— Brief —
Copy out each line featuring the string "your" from the entries beneath.

[Data under study — start]

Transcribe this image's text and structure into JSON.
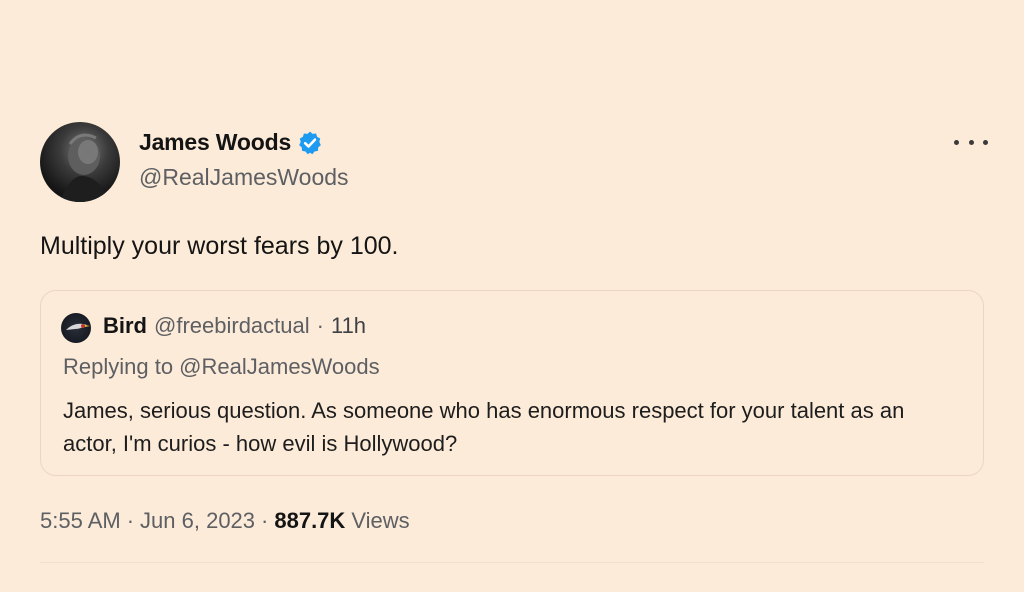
{
  "tweet": {
    "author_name": "James Woods",
    "author_handle": "@RealJamesWoods",
    "text": "Multiply your worst fears by 100.",
    "verified": true,
    "more_icon": "more-horizontal-icon"
  },
  "quote": {
    "author_name": "Bird",
    "author_handle": "@freebirdactual",
    "separator": "·",
    "time_ago": "11h",
    "replying_to": "Replying to @RealJamesWoods",
    "text": "James, serious question. As someone who has enormous respect for your talent as an actor, I'm curios - how evil is Hollywood?"
  },
  "meta": {
    "time": "5:55 AM",
    "sep1": "·",
    "date": "Jun 6, 2023",
    "sep2": "·",
    "views_count": "887.7K",
    "views_label": "Views"
  },
  "colors": {
    "background": "#fcebd9",
    "verified_badge": "#1d9bf0",
    "secondary_text": "#5d5f63"
  }
}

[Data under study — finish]

— Expected output —
    "text": "Multiply your worst fears by 100.",
    "text": "James, serious question. As someone who has enormous respect for your talent as an actor, I'm curios - how evil is Hollywood?"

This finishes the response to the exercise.